Golf Course Architecture - Issue 62: October 2020

56 RESI DENT I AL GOL F As an architect, I look at many things, and one is the developer’s perspective. How do we give them value, reduce their risk and create a course that is unique, exciting and enjoyable? Most developers still want frontage as they know it is easy to sell. Eighteen holes gives you the potential for the most frontage but also costs the most to build and operate. Sustainability is a combination of financial and environmental and the two can work together fairly well. Less land means less initial capital to build and lower annual maintenance: less labour, water, electricity, fuel, chemicals, fertilisers, etc. The numbers have to work for the developer, or it is a dead project.
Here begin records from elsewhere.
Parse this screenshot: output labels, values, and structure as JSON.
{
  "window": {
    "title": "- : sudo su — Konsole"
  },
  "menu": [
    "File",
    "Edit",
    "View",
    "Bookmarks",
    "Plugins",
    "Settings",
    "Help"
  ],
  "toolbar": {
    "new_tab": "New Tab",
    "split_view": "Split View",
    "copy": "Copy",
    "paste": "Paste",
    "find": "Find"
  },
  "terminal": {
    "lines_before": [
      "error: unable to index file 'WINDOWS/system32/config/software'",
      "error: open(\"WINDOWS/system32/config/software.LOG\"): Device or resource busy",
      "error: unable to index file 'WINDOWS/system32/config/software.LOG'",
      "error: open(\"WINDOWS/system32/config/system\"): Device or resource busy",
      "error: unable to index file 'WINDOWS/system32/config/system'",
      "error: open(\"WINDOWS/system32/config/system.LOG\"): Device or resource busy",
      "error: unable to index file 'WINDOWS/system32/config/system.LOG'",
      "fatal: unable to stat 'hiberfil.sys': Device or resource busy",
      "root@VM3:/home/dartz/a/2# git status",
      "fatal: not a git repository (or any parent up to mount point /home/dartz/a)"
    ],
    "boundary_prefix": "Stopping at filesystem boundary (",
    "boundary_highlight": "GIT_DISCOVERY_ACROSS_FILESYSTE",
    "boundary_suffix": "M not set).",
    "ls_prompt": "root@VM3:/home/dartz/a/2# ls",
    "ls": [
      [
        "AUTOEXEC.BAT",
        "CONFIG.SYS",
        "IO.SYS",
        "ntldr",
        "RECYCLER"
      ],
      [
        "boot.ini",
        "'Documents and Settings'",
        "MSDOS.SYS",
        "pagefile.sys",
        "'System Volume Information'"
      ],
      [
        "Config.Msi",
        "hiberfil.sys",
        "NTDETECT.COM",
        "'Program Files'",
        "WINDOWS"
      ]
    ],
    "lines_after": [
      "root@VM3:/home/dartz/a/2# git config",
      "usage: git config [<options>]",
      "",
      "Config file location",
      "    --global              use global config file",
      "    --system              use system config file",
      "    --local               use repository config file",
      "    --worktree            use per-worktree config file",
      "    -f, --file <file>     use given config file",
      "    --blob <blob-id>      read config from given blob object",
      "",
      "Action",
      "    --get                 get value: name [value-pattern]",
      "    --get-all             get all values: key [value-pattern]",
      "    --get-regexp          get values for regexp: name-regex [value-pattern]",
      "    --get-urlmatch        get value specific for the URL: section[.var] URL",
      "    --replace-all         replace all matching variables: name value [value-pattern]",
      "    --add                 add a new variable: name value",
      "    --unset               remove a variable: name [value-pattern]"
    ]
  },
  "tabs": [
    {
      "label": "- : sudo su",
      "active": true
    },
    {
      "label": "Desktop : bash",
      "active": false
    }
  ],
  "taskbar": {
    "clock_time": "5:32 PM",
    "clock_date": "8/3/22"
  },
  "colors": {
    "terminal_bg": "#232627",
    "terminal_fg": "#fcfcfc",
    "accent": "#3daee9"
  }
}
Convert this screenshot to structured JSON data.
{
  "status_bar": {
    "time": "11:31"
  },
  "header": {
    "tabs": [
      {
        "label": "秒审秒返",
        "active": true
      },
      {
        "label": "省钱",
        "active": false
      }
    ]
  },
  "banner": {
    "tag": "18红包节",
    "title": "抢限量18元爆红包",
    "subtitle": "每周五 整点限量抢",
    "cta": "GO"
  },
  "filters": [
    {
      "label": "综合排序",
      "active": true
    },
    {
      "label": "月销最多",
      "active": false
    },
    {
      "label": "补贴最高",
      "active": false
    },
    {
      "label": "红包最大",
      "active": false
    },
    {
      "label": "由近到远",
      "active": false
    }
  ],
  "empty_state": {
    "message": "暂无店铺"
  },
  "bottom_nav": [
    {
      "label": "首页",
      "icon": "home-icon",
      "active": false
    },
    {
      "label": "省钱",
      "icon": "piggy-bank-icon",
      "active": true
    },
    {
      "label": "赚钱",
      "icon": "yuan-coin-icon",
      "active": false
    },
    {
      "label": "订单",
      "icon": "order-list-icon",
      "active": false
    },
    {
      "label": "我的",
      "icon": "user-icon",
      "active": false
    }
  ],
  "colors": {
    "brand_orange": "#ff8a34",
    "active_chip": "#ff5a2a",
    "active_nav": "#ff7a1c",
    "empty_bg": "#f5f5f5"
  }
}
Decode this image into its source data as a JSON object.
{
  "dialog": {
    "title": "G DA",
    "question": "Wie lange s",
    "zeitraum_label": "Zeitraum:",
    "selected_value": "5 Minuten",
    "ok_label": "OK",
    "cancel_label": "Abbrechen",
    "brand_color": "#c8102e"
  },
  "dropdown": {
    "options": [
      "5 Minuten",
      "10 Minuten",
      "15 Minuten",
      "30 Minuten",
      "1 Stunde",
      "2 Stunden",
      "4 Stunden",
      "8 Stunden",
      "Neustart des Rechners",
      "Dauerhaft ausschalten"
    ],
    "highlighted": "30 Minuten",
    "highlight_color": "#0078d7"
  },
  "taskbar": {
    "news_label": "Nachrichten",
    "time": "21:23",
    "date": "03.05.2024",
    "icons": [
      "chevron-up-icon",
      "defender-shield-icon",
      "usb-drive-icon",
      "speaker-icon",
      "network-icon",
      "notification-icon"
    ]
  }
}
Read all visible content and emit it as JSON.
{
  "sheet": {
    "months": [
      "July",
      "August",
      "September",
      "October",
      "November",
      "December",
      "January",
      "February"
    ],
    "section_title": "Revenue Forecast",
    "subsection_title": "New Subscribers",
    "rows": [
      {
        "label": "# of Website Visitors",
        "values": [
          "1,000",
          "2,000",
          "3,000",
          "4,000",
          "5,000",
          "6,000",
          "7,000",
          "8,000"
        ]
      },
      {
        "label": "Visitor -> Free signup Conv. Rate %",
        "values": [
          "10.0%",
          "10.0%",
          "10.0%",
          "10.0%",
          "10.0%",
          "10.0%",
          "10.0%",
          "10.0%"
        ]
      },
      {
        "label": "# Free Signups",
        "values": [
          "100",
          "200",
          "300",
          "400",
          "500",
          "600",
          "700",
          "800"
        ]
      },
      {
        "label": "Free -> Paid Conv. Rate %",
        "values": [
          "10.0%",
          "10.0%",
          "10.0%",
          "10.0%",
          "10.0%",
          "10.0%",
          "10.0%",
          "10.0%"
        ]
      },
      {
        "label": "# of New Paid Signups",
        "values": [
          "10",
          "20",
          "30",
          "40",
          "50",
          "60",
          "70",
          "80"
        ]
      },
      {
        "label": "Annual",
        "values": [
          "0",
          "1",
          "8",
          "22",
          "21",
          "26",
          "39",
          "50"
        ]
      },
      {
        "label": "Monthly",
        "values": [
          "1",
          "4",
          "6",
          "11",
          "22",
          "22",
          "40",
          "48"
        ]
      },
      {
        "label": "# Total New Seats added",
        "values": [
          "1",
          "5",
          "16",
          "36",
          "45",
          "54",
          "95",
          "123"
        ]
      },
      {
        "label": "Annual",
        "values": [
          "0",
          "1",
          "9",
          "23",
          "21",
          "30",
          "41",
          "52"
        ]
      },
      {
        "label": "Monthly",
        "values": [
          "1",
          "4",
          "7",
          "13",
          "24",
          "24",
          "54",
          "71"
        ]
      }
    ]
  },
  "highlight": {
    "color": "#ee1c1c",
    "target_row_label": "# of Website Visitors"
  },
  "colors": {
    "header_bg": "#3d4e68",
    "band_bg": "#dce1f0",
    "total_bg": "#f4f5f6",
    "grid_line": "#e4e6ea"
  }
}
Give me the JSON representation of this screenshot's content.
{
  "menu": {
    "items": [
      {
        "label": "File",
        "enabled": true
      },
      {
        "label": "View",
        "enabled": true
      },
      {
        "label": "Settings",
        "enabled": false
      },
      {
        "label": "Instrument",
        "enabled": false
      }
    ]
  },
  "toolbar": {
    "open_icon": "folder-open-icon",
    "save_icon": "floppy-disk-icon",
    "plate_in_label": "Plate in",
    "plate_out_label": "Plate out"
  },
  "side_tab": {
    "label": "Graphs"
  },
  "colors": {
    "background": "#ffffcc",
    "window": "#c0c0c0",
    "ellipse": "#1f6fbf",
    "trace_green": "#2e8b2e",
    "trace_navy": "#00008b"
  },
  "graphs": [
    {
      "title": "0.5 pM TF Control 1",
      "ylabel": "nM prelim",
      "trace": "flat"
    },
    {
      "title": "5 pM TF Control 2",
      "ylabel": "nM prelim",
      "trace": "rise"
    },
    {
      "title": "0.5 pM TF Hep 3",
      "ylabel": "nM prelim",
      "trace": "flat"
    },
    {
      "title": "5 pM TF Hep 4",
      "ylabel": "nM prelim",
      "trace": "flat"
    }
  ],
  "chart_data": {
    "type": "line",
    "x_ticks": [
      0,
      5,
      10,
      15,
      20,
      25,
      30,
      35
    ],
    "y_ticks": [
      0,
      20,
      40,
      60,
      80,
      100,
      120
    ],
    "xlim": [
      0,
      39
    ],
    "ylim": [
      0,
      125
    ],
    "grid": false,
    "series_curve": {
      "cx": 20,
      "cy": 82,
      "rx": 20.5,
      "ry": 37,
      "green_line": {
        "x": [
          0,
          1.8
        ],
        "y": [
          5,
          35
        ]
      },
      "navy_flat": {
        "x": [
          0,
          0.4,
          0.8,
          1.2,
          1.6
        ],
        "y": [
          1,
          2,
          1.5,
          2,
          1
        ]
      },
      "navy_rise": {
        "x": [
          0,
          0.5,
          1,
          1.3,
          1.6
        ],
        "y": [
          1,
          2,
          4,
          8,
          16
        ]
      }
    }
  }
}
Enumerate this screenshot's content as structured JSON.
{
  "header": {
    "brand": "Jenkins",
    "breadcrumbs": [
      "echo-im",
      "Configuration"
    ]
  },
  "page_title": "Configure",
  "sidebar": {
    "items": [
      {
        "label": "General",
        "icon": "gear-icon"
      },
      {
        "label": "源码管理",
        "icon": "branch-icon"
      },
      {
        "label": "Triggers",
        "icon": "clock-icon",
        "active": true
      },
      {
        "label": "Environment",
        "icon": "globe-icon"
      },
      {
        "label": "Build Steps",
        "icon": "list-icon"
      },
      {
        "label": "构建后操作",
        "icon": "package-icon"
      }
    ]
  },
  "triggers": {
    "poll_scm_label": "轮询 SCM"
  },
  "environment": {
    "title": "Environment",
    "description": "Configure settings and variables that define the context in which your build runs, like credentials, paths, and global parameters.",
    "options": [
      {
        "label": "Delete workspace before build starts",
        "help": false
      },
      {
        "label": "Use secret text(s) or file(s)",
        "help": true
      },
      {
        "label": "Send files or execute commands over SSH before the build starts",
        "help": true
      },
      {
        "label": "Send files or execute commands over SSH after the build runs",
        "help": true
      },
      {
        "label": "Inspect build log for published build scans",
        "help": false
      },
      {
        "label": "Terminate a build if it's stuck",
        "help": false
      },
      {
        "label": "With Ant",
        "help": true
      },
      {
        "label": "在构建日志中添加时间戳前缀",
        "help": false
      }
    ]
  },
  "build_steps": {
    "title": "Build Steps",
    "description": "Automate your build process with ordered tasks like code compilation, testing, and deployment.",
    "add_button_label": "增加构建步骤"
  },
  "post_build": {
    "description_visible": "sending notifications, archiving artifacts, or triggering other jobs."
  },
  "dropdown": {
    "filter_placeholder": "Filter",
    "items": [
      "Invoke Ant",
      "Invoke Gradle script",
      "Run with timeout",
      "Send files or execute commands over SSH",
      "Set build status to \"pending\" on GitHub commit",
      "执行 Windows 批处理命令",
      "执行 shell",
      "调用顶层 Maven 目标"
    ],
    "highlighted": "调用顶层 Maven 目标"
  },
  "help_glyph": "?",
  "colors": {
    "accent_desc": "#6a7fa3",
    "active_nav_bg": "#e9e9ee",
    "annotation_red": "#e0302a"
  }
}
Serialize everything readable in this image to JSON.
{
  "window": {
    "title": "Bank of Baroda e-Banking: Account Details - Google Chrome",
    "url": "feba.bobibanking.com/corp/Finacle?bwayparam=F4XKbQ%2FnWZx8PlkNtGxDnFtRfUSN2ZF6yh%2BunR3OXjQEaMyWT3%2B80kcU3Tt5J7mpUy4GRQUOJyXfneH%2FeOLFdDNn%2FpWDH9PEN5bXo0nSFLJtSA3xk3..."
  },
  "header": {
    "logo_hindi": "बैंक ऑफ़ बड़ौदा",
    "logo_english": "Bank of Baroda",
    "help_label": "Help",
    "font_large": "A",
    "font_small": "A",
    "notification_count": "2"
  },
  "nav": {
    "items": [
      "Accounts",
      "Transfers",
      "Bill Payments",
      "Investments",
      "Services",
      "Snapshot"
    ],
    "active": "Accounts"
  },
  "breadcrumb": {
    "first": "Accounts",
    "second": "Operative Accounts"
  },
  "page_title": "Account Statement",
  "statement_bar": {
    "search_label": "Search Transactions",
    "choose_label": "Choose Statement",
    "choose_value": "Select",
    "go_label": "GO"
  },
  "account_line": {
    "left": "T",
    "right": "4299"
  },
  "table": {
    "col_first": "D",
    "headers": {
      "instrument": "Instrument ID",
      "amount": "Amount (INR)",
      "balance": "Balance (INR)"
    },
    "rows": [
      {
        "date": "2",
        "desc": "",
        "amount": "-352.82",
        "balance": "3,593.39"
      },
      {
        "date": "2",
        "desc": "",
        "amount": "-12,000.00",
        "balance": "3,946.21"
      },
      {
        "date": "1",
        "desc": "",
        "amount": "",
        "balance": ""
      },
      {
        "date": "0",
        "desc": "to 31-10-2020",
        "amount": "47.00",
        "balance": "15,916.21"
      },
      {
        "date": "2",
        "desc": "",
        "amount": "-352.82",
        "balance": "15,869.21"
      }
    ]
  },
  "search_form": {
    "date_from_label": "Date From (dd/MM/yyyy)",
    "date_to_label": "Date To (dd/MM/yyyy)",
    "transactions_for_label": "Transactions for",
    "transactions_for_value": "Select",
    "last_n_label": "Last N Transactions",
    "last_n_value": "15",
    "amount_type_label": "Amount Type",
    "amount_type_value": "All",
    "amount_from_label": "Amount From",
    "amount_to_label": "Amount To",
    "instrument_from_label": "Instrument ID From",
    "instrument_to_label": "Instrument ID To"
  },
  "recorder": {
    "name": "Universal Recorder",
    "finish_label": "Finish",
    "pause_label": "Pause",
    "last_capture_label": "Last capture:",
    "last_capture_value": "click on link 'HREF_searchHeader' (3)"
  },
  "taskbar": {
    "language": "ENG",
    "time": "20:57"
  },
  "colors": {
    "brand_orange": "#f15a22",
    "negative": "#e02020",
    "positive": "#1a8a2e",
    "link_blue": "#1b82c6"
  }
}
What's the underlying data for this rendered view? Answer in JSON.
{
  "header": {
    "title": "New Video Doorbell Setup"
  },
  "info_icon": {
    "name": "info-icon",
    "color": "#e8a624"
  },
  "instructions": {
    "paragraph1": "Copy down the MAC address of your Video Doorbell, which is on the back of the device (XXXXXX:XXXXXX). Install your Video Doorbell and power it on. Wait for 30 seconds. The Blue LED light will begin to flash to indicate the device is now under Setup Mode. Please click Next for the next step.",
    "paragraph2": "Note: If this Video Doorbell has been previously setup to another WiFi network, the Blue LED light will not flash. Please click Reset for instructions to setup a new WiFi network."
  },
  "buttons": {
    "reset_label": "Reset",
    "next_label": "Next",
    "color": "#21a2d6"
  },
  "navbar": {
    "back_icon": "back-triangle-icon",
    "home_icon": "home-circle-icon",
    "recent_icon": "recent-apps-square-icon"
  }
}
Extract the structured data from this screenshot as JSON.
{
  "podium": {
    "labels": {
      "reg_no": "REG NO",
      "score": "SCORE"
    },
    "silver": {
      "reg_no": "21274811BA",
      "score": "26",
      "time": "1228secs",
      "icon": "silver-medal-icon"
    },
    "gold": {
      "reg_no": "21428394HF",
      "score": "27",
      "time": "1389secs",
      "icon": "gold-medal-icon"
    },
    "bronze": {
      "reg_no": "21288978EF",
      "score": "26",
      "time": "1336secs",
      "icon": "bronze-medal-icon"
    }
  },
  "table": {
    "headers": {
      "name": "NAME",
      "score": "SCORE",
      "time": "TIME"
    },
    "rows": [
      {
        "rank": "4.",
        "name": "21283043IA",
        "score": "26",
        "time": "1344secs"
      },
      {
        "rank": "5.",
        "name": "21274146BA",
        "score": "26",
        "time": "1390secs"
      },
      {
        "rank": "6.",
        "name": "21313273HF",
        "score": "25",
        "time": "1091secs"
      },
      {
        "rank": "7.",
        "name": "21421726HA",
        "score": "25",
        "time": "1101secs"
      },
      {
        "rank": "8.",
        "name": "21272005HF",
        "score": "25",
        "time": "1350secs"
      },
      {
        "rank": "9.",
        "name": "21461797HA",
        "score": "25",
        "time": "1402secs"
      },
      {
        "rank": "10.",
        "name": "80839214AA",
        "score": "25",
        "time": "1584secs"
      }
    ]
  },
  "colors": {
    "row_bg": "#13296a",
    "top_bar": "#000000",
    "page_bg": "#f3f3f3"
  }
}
Depending on the site and programme, amount of land available for golf and housing, we consider a few approaches: Housing pod: pockets of high value housing to complement the golf course, this approach preserves a lot of open space. The site will dictate whether they are within, or on the edge, of the golf. This allows golf without the constant detraction of the housing, which will be fewer lots, but each of significantly higher value. Driven by environmental sensitivity this was the only way our Pezula course in South Africa could happen. Sea Ranch in northern California was an early example of this approach back in 1973. Core golf: uses less land and provides golf frontage only at the perimeter of the course. Our highly-rated new Chee Chan Golf Resort (pictured) in Pattaya, Thailand, is an example. The quality of the golf experience was as much a priority as the housing, and it is a unique and fun experience. Hybrid course: a combination of core golf with some corridor areas. Our under construction Binh Tien Golf Resort course just south of Cam Ranh Bay in Vietnam is a perfect example. The front nine is core and the back nine has dual fairway corridors on four holes, as dictated by the site. This gives the developer a variety of products to market and the golf experience is intact. The key to the golf in this scenario is keeping the corridors wide so the golfer does not feel confined. Shorter courses: there is less potential for golf frontage so the challenge is how do we get enough added value for the developer? Being somewhat traditionalist, I lean towards nine holes with a three- or six-hole loop built in (as we have done in Tbilisi, Georgia). Standalone six or 12 hole course are harder sell, especially in the developing golf world. The exception is as an additional amenity to a resort with other golf options, like the Preserve at Bandon Dunes. The days of wall-to-wall turf are rightly over. It is a waste of many resources, mainly water. The bigger the course and more turf to maintain, the greater the cost to operate, and play or join. Cost will be a huge factor to sustainability and growth of golf. Families have more interests to cater to and less devoted to one main activity. There is room for a bit of everything and demographics, region and size of project will dictate the best approach, but the top of the pyramid will be the more golf-driven projects, while the bulk will be multi-amenity to cater to all. Above all, site selection – balancing quality and potential with convenience of location – will always be the greatest factor to success and sustainability. The right choice Kevin Ramsey of Golfplan outlines the four key approaches to a golf and housing project Photo: Mandarin Media